Mothers are shamed for breastfeeding, for not breastfeeding, for working, for not working, and for making pretty much any decision she could possibly make as a mother. People also shame women for not being mothers, concern-trolling them about how their biological clocks are ticking, as if a childless woman is incomplete. It's a lose-lose situation, whether women choose to become parents or not.
10. Period Shaming
A process that most of us deal with every month has become the source of jokes, social media censorship, and dismissal of emotions. These derogatory attitudes toward menstruation lead us to believe we are disgusting and irrational.

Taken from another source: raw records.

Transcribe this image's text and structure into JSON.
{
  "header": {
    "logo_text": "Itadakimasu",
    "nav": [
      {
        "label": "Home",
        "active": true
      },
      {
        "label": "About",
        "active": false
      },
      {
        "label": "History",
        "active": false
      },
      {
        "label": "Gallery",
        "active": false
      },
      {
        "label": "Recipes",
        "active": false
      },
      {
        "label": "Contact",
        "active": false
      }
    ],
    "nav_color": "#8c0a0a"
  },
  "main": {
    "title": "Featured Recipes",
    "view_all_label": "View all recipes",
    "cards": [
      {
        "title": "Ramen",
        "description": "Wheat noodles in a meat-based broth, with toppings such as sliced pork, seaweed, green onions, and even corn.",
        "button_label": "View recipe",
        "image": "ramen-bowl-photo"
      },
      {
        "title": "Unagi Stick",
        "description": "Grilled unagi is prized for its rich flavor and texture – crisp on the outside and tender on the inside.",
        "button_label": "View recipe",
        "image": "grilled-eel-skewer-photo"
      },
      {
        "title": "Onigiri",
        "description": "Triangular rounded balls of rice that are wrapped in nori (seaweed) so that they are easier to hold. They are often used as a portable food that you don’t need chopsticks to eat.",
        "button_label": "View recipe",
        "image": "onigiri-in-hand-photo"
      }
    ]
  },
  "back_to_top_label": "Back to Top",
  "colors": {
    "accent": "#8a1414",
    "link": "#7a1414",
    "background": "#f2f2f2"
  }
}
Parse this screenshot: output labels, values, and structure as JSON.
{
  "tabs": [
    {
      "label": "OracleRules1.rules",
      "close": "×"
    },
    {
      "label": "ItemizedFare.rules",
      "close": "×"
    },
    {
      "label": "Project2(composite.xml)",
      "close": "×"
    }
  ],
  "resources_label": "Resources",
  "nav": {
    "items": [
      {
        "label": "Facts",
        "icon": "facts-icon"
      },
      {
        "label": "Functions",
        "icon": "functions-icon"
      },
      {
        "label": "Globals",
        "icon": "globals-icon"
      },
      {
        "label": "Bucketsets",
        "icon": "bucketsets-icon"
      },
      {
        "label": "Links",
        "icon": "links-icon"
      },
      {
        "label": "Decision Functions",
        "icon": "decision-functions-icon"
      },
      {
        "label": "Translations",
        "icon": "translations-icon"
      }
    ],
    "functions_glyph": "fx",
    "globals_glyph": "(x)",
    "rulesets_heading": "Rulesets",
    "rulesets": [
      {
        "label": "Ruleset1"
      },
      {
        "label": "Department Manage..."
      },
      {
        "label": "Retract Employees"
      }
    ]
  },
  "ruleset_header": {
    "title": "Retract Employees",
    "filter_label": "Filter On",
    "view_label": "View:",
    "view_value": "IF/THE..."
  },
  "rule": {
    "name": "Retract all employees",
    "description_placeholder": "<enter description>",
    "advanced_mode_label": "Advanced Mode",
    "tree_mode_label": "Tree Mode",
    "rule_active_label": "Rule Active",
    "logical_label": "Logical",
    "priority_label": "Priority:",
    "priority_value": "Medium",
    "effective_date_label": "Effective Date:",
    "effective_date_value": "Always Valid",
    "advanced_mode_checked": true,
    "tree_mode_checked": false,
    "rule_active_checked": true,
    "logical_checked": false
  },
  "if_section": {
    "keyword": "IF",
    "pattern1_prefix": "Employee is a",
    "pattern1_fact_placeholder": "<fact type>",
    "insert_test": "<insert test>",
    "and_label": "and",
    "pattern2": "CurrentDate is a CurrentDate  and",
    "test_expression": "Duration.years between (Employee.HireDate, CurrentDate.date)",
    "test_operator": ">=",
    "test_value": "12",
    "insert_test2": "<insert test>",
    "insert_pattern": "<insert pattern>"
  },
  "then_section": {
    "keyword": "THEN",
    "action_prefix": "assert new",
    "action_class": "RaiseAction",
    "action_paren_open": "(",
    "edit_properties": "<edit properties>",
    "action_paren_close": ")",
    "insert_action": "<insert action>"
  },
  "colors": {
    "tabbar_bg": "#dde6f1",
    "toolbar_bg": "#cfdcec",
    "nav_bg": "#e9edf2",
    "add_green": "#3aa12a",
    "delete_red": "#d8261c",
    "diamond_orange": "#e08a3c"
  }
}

Gender stereotypes have become normal and supposedly funny topics of conversation. We're supposed to laugh about how women nag their significant others or can't drive as if it's all in good fun, when really it's not because it perpetuates beliefs used as evidence for our inferiority.
Women are taught that their worth lies in their looks, and if they don't have the body, face, or skin color that is considered "attractive," they are worthless. Images of women's bodies literally separated from their faces or made into household objects remind us that providing sexual pleasure is all we're good for. On top of that, we're taught that our power comes from our ability to give or deny sex — and that we need to deny it in order to preserve our value.
13. The Wage Gap
Even if you're making enough money to pay the bills, you may, like Jennifer Lawrence, be making less than your male coworkers without even realizing it. Women make 77 percent of what men do for working full-time, which reflects both a lack of women in high-paying positions and a disparity in wages for the same positions.
14. Implicit Bias
Whether people admit it or not, they will treat people differently because they are women in social settings and in the workplace. Even women themselves do this. In one study published in the Proceedings of the National Academy of Sciences, STEM professors were less likely to hire a fictional candidate named Jennifer for a lab manager position than one named John, even though the applications were identical. They also offered "John" more money. This pattern existed regardless of the professor's gender. Even when presented with evidence like this, men have trouble trouble believing gender bias is real, which makes it that much harder to combat.
When we try to call out all the behaviors above, we get told we are too easily offended or being the PC police. And because this leads us to silently accept injustice rather than speak out about it, it's an insidious microaggression in of itself.
Images: Bustle Stock Photo; Giphy (12)